I run my own mail server. I don’t consider myself an especially skilled administrator, so I shouldn’t point fingers. However, in recent weeks I’ve had the following experience more than once. A delivery-failure message arrives from an unfamiliar host. The (quoted) orginal message is nothing I ever sent. The recipient is unfamiliar to me. The “sender” of the original message is an email address I control, but not one I ever send mail with.
This began as a quick reply to a discussion on the Well about a recent posting from John Gruber which links to a hit list from Crackberry.com about the iPhone. Gruber focuses just on the keyboard issue, about which I found I had this to say: With the built-in spelling correction, I can type close to 30wpm on my iPt keyboard. This is faster than I ever was with Graffiti, which I used for about 8 years and was pretty good at if I say so.

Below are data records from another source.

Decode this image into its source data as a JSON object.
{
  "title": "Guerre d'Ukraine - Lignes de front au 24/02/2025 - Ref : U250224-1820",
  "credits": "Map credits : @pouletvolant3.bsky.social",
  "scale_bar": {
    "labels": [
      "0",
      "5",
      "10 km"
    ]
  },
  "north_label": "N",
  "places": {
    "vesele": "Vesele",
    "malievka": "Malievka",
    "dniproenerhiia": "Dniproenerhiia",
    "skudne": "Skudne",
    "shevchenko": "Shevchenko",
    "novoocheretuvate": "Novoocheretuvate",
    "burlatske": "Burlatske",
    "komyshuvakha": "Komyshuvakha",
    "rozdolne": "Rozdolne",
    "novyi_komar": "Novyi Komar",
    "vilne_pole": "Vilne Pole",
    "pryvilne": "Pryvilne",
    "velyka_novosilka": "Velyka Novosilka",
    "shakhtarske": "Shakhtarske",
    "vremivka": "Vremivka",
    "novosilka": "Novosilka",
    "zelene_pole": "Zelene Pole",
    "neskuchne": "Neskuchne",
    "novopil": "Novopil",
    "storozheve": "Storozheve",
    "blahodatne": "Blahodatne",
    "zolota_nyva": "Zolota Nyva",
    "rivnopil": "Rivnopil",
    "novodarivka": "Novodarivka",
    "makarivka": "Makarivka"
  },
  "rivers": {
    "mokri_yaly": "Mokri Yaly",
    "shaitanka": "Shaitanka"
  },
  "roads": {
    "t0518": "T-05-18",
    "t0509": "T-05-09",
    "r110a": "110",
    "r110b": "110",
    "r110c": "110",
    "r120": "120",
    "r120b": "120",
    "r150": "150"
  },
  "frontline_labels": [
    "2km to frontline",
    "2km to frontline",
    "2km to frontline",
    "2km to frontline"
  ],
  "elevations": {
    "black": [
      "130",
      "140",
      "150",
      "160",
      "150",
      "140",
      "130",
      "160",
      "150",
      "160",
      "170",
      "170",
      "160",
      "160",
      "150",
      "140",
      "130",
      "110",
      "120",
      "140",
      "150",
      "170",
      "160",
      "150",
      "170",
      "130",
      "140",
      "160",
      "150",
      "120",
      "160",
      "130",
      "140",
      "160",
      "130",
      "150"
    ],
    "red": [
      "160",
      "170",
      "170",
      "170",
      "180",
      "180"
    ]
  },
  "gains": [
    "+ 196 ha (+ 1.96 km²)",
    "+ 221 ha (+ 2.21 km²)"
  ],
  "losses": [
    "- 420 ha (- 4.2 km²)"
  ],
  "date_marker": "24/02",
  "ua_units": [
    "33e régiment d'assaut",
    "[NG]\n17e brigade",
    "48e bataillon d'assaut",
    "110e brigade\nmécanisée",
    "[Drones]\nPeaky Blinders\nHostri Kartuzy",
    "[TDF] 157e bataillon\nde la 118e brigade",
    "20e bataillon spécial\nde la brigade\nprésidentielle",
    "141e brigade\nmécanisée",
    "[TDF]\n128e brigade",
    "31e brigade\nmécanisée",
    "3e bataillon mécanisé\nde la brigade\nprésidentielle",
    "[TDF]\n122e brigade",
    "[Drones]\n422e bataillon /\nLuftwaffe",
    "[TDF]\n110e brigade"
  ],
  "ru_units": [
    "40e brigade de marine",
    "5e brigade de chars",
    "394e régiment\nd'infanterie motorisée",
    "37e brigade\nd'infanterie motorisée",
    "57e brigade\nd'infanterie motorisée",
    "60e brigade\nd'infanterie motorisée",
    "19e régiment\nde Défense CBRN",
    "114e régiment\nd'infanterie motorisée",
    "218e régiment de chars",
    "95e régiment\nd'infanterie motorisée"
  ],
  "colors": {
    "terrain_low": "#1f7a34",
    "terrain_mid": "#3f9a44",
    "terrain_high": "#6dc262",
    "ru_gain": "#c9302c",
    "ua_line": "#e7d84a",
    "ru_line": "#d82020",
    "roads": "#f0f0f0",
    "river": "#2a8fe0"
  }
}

I’m generally a big fan of Steve Yegge’s rants. See this earlier post for links and quotes from some of my favorites. His writings were a significant influence in my decision to seriously look for a new language to learn in 2007 – I even bought Programming Language Pragmatics on his recommendation, piecemeal reading of which has definitely expanded my thinking (as well as dredging up parts of that Compiler Construction course I took back in 1989…).
In the 1990s Nicholas Negroponte wrote a back-of-the-book column in Wired. When I started reading it, in 1993, I found it exciting and mind-opening. But as the years wore on, the ideas seemed less interesting. Maybe he just ran out of new things to say, or maybe I became jaded. In any case, I hadn’t paid much attention to him since. But this bit from a recent AP story on the One Laptop Per Child project absolutely kicks ass: